◆ ABOUT THIS EXERCISE ◆
The data below is to be set down again exactly as written.

◆ AVAILABLE DATA ◆
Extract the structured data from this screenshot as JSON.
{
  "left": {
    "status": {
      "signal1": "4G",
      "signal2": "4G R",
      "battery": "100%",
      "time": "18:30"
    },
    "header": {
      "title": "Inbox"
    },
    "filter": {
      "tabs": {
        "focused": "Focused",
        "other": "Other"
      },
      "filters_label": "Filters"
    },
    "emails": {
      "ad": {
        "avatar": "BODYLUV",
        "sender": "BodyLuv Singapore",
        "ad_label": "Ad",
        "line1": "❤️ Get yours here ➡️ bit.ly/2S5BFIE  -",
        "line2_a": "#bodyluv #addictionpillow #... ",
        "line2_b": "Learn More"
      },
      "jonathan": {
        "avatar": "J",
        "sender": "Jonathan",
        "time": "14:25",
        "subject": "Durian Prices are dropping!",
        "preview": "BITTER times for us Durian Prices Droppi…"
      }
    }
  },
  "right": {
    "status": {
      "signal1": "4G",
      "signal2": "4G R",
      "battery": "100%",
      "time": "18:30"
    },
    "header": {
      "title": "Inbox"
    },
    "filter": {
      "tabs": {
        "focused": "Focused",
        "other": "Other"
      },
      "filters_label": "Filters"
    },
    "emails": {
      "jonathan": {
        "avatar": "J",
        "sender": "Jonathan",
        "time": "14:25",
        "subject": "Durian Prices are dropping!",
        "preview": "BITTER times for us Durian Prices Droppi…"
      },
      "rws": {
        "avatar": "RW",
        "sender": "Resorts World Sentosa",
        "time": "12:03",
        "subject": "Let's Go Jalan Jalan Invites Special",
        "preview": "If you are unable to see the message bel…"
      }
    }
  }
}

◆ TASK RESPONSE ◆
Extract the structured data from this screenshot as JSON.
{
  "left": {
    "status": {
      "signal1": "4G",
      "signal2": "4G R",
      "battery": "100%",
      "time": "18:30"
    },
    "header": {
      "title": "Inbox"
    },
    "filter": {
      "tabs": {
        "focused": "Focused",
        "other": "Other"
      },
      "filters_label": "Filters"
    },
    "emails": {
      "ad": {
        "avatar": "BODYLUV",
        "sender": "BodyLuv Singapore",
        "ad_label": "Ad",
        "line1": "❤️ Get yours here ➡️ bit.ly/2S5BFIE  -",
        "line2_a": "#bodyluv #addictionpillow #... ",
        "line2_b": "Learn More"
      },
      "jonathan": {
        "avatar": "J",
        "sender": "Jonathan",
        "time": "14:25",
        "subject": "Durian Prices are dropping!",
        "preview": "BITTER times for us Durian Prices Droppi…"
      }
    }
  },
  "right": {
    "status": {
      "signal1": "4G",
      "signal2": "4G R",
      "battery": "100%",
      "time": "18:30"
    },
    "header": {
      "title": "Inbox"
    },
    "filter": {
      "tabs": {
        "focused": "Focused",
        "other": "Other"
      },
      "filters_label": "Filters"
    },
    "emails": {
      "jonathan": {
        "avatar": "J",
        "sender": "Jonathan",
        "time": "14:25",
        "subject": "Durian Prices are dropping!",
        "preview": "BITTER times for us Durian Prices Droppi…"
      },
      "rws": {
        "avatar": "RW",
        "sender": "Resorts World Sentosa",
        "time": "12:03",
        "subject": "Let's Go Jalan Jalan Invites Special",
        "preview": "If you are unable to see the message bel…"
      }
    }
  }
}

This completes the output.